## Task
Show all lines from the material that carry the word "Buren".

## Dataset
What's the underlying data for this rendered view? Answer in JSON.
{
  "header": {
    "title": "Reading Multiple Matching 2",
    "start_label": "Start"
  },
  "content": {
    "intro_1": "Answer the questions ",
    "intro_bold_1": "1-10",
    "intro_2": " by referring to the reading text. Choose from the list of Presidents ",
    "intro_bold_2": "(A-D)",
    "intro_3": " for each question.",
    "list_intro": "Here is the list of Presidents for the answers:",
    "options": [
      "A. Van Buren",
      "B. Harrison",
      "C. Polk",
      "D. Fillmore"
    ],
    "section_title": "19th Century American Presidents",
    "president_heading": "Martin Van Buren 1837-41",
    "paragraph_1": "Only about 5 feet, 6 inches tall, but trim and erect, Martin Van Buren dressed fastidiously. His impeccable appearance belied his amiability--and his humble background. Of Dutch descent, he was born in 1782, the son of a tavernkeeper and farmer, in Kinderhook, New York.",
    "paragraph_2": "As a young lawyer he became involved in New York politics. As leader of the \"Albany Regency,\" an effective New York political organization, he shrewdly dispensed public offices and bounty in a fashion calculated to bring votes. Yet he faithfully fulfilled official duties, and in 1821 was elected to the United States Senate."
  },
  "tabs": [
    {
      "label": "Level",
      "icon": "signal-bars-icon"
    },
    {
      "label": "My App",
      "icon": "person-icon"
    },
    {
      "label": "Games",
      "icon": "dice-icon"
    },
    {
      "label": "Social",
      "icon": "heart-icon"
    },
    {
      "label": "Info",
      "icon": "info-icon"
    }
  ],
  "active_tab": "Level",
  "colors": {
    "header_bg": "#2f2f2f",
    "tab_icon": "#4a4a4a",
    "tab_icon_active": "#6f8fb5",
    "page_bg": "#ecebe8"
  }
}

## Expected output
      "A. Van Buren",
    "president_heading": "Martin Van Buren 1837-41",
    "paragraph_1": "Only about 5 feet, 6 inches tall, but trim and erect, Martin Van Buren dressed fastidiously. His impeccable appearance belied his amiability--and his humble background. Of Dutch descent, he was born in 1782, the son of a tavernkeeper and farmer, in Kinderhook, New York.",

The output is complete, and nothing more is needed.